BEGIN Exercise data

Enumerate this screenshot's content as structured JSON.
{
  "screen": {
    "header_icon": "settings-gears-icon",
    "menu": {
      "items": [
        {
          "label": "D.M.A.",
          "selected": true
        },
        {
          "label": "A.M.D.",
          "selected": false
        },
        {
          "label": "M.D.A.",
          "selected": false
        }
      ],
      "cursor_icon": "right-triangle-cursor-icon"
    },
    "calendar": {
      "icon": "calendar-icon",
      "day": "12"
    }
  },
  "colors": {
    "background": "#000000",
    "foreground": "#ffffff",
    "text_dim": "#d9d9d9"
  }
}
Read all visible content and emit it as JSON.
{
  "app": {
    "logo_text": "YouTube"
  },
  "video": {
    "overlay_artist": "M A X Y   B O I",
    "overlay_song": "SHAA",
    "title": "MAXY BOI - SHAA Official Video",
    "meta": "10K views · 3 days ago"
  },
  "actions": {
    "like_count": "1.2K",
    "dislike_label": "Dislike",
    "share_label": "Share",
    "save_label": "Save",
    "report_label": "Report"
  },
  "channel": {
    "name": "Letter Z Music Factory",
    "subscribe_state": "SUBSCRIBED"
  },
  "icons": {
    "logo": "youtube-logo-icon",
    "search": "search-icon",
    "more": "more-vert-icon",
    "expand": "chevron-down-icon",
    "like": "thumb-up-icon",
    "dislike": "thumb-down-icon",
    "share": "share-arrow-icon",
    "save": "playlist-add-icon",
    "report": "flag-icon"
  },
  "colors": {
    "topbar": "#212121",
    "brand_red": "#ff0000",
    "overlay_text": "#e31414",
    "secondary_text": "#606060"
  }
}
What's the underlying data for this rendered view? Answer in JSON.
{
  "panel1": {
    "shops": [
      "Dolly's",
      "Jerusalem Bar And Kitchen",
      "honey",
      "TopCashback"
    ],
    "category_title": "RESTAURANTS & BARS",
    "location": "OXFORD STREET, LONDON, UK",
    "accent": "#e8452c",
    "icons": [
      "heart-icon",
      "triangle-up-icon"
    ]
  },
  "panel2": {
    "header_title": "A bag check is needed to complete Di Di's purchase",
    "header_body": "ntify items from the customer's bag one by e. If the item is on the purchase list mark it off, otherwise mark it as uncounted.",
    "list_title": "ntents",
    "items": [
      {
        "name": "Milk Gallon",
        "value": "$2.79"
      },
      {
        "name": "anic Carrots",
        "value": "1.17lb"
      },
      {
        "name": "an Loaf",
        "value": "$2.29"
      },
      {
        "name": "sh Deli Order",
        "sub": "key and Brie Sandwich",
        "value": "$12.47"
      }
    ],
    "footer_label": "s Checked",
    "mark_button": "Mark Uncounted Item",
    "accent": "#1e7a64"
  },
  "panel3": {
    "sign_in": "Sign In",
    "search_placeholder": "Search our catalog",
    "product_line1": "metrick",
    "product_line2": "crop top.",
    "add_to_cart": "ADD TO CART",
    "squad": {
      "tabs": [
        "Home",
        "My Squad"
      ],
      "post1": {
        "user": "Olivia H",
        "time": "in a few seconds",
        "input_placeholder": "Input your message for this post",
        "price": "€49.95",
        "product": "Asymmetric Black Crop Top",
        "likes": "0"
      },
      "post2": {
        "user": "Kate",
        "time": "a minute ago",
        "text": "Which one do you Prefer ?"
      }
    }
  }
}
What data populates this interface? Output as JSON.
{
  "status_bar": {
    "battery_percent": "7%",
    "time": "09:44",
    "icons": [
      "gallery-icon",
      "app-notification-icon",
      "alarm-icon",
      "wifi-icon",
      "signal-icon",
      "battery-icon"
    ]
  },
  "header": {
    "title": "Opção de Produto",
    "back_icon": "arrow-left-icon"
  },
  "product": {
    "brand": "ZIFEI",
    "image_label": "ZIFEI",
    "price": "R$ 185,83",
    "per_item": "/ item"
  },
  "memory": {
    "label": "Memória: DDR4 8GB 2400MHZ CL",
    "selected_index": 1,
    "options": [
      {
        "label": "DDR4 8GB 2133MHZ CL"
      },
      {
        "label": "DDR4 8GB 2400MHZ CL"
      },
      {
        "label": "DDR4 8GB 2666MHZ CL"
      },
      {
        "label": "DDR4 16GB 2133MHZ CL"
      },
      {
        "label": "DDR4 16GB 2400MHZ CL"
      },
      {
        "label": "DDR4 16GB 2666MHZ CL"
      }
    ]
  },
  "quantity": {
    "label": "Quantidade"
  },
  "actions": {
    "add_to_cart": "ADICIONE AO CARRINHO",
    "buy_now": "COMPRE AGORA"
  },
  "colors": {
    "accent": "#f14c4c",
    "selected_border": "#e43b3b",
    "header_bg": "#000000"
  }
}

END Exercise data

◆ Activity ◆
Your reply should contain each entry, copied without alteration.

◆ Output for this task ◆
Enumerate this screenshot's content as structured JSON.
{
  "screen": {
    "header_icon": "settings-gears-icon",
    "menu": {
      "items": [
        {
          "label": "D.M.A.",
          "selected": true
        },
        {
          "label": "A.M.D.",
          "selected": false
        },
        {
          "label": "M.D.A.",
          "selected": false
        }
      ],
      "cursor_icon": "right-triangle-cursor-icon"
    },
    "calendar": {
      "icon": "calendar-icon",
      "day": "12"
    }
  },
  "colors": {
    "background": "#000000",
    "foreground": "#ffffff",
    "text_dim": "#d9d9d9"
  }
}
Read all visible content and emit it as JSON.
{
  "app": {
    "logo_text": "YouTube"
  },
  "video": {
    "overlay_artist": "M A X Y   B O I",
    "overlay_song": "SHAA",
    "title": "MAXY BOI - SHAA Official Video",
    "meta": "10K views · 3 days ago"
  },
  "actions": {
    "like_count": "1.2K",
    "dislike_label": "Dislike",
    "share_label": "Share",
    "save_label": "Save",
    "report_label": "Report"
  },
  "channel": {
    "name": "Letter Z Music Factory",
    "subscribe_state": "SUBSCRIBED"
  },
  "icons": {
    "logo": "youtube-logo-icon",
    "search": "search-icon",
    "more": "more-vert-icon",
    "expand": "chevron-down-icon",
    "like": "thumb-up-icon",
    "dislike": "thumb-down-icon",
    "share": "share-arrow-icon",
    "save": "playlist-add-icon",
    "report": "flag-icon"
  },
  "colors": {
    "topbar": "#212121",
    "brand_red": "#ff0000",
    "overlay_text": "#e31414",
    "secondary_text": "#606060"
  }
}
What's the underlying data for this rendered view? Answer in JSON.
{
  "panel1": {
    "shops": [
      "Dolly's",
      "Jerusalem Bar And Kitchen",
      "honey",
      "TopCashback"
    ],
    "category_title": "RESTAURANTS & BARS",
    "location": "OXFORD STREET, LONDON, UK",
    "accent": "#e8452c",
    "icons": [
      "heart-icon",
      "triangle-up-icon"
    ]
  },
  "panel2": {
    "header_title": "A bag check is needed to complete Di Di's purchase",
    "header_body": "ntify items from the customer's bag one by e. If the item is on the purchase list mark it off, otherwise mark it as uncounted.",
    "list_title": "ntents",
    "items": [
      {
        "name": "Milk Gallon",
        "value": "$2.79"
      },
      {
        "name": "anic Carrots",
        "value": "1.17lb"
      },
      {
        "name": "an Loaf",
        "value": "$2.29"
      },
      {
        "name": "sh Deli Order",
        "sub": "key and Brie Sandwich",
        "value": "$12.47"
      }
    ],
    "footer_label": "s Checked",
    "mark_button": "Mark Uncounted Item",
    "accent": "#1e7a64"
  },
  "panel3": {
    "sign_in": "Sign In",
    "search_placeholder": "Search our catalog",
    "product_line1": "metrick",
    "product_line2": "crop top.",
    "add_to_cart": "ADD TO CART",
    "squad": {
      "tabs": [
        "Home",
        "My Squad"
      ],
      "post1": {
        "user": "Olivia H",
        "time": "in a few seconds",
        "input_placeholder": "Input your message for this post",
        "price": "€49.95",
        "product": "Asymmetric Black Crop Top",
        "likes": "0"
      },
      "post2": {
        "user": "Kate",
        "time": "a minute ago",
        "text": "Which one do you Prefer ?"
      }
    }
  }
}
What data populates this interface? Output as JSON.
{
  "status_bar": {
    "battery_percent": "7%",
    "time": "09:44",
    "icons": [
      "gallery-icon",
      "app-notification-icon",
      "alarm-icon",
      "wifi-icon",
      "signal-icon",
      "battery-icon"
    ]
  },
  "header": {
    "title": "Opção de Produto",
    "back_icon": "arrow-left-icon"
  },
  "product": {
    "brand": "ZIFEI",
    "image_label": "ZIFEI",
    "price": "R$ 185,83",
    "per_item": "/ item"
  },
  "memory": {
    "label": "Memória: DDR4 8GB 2400MHZ CL",
    "selected_index": 1,
    "options": [
      {
        "label": "DDR4 8GB 2133MHZ CL"
      },
      {
        "label": "DDR4 8GB 2400MHZ CL"
      },
      {
        "label": "DDR4 8GB 2666MHZ CL"
      },
      {
        "label": "DDR4 16GB 2133MHZ CL"
      },
      {
        "label": "DDR4 16GB 2400MHZ CL"
      },
      {
        "label": "DDR4 16GB 2666MHZ CL"
      }
    ]
  },
  "quantity": {
    "label": "Quantidade"
  },
  "actions": {
    "add_to_cart": "ADICIONE AO CARRINHO",
    "buy_now": "COMPRE AGORA"
  },
  "colors": {
    "accent": "#f14c4c",
    "selected_border": "#e43b3b",
    "header_bg": "#000000"
  }
}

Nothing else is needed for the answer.